Spiced up with a few scandalous moments and the most wonderfully frustrating will-they-or-won’t-they love story told since Ross and Rachel on “Friends,” “Downton” seems to have viewers hooked.

And in the age of comedic irony, how could a show featuring the typically ironclad Dame Maggie Smith sipping tea while struggling to understand the practicality of a swivel chair not attract a huge Internet following among college-aged youths?

Here are a few examples of how the show has left an undeniable mark on pop culture and in the hearts of more than a few members of the Facebook generation.

Downton Abbeyonc

A Tumblr blog comprised only of screen captures of “Downton” episodes subtitled with lyrics from Beyonc and Destiny’s Child. It’s so wrong that it’s practically right.

Who knew the lyrics to the hit single “If I Were a Boy” would speak such volumes about the gender inequality of the turn-of-the-century British estate system?

If anything, this blog is just a way for the ladies of the Abbey to unleash some of their inner diva from the tightness of their corsets. After viewing the blog you just want them to rip them off, blow off their hunt for prospective husbands and just do the “Single Ladies” dance in the middle of the abbey courtyard.

Downton Pawnee

Basically the same set-up as Downton Abbeyonc, but replacing the lyrics with quotes from the hit NBC comedy “Parks and Recreation,” this hilarious Tumblr blog is recommended for fans of both series.

The utterly deranged quotes of “Parks” characters seem eerily appropriate to the inhabitants of Downton Abbey. You almost get the feeling that subconsciously, the characters actually mean to say the quotes, but the strict manners of the time period do their job of repressing them too well.

Even if you’re not familiar with “Parks” or “Downton,” it’s always funny just to see a prim and proper aristocratic debutante say “ovaries before brovaries” or the words of Ron Swanson come out of a virginal 1912 housemaid.

Spike TV’s “Downton Abbey”

Saturday Night Live basically gave “Downton” a seat at the pop-culture cool kid’s table with this parody.

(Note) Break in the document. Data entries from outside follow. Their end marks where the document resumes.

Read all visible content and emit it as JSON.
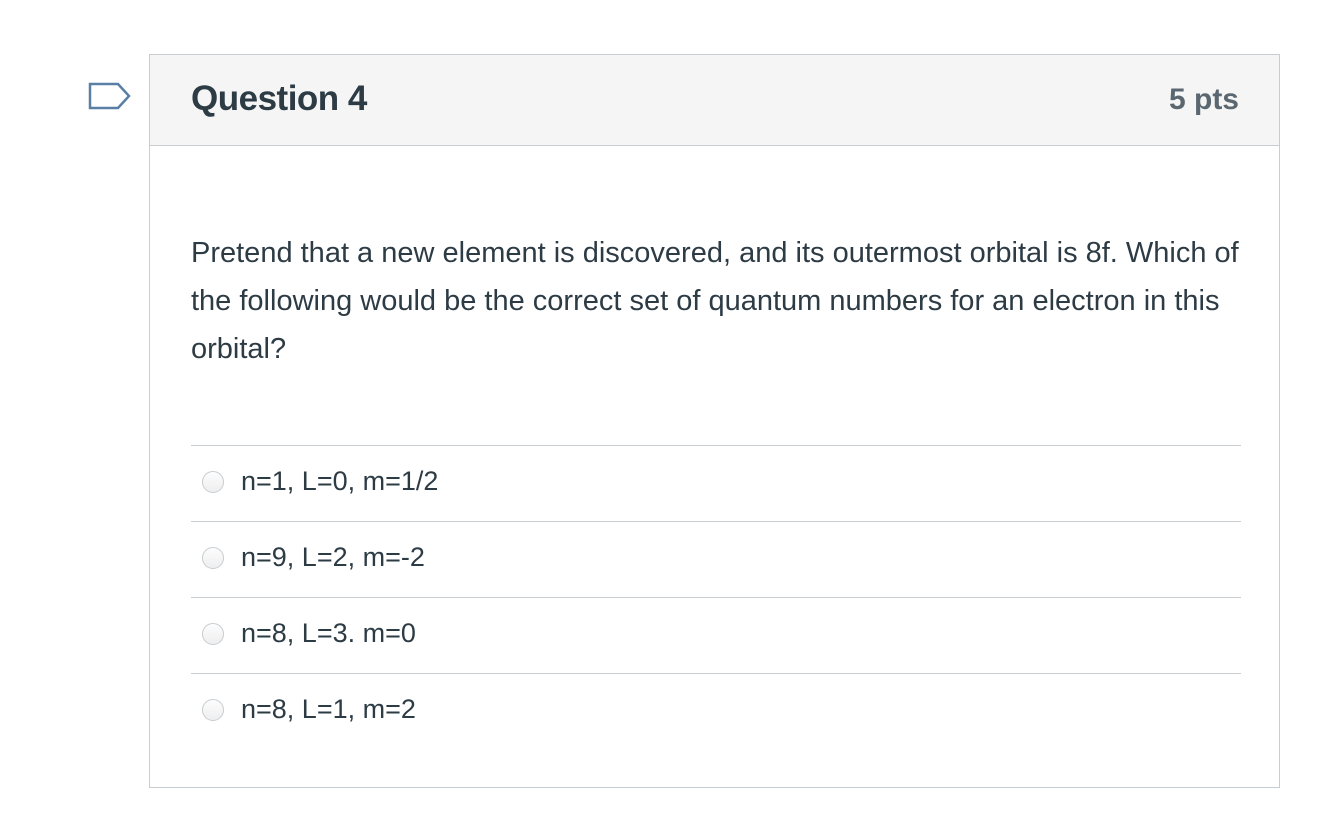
{
  "flag": {
    "icon": "flag-question-icon",
    "color": "#5a7fa6"
  },
  "question": {
    "title": "Question 4",
    "points": "5 pts",
    "text": "Pretend that a new element is discovered, and its outermost orbital is 8f. Which of the following would be the correct set of quantum numbers for an electron in this orbital?"
  },
  "answers": [
    {
      "label": "n=1, L=0, m=1/2",
      "selected": false
    },
    {
      "label": "n=9, L=2, m=-2",
      "selected": false
    },
    {
      "label": "n=8, L=3. m=0",
      "selected": false
    },
    {
      "label": "n=8, L=1, m=2",
      "selected": false
    }
  ],
  "colors": {
    "header_bg": "#f5f5f5",
    "border": "#c7cdd1",
    "text": "#2d3b45",
    "points_text": "#5b6770"
  }
}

Commenting on the unlikeliness of the show’s popularity, SNL asked the question of what it would be like if it aired on Spike TV, home of “Entourage” reruns and the Hooter’s Swimsuit Pageant, rather than PBS.

The fake commercial skit just proves that the show’s plot is best described coming out of the buffalo sauce-stained mouth of your average single guy couch potato.

Patton Oswalt’s live tweets

Comedian Patton Oswalt has made it a habit to live tweet during every new episode of the series, claiming the show makes “white nerds tweet like Kanye.”

Anyone who knows his comedy routine or is familiar with his appearance in last year’s “Young Adult” or the show “King of Queens,” would consider him the most unlikely of “Downton” fans, but he’s bordering on obsession.

His tweets offer hilarious insight into the show, both mocking the character’s uppity devotion to manners and gleefully celebrating it. Oswalt knows the irony of his and America’s love for the show and relishes in it, creating a Twitter comedy jackpot.

While either taking the occasional jab at the snobbish Mary (“Mary is wearing a dress TWICE?!?! Well, there IS a war on. #DowntonPBS”) or flailing in fearful admiration of Maggie Smith’s Countess (“If the Dowager Countess were a judge on AMERICAN IDOL there’d be nine suicides in the first round of auditions. #DowntonPBS”), Oswalt always finds a way to bring these characters down to our 140-character, 21st-century level.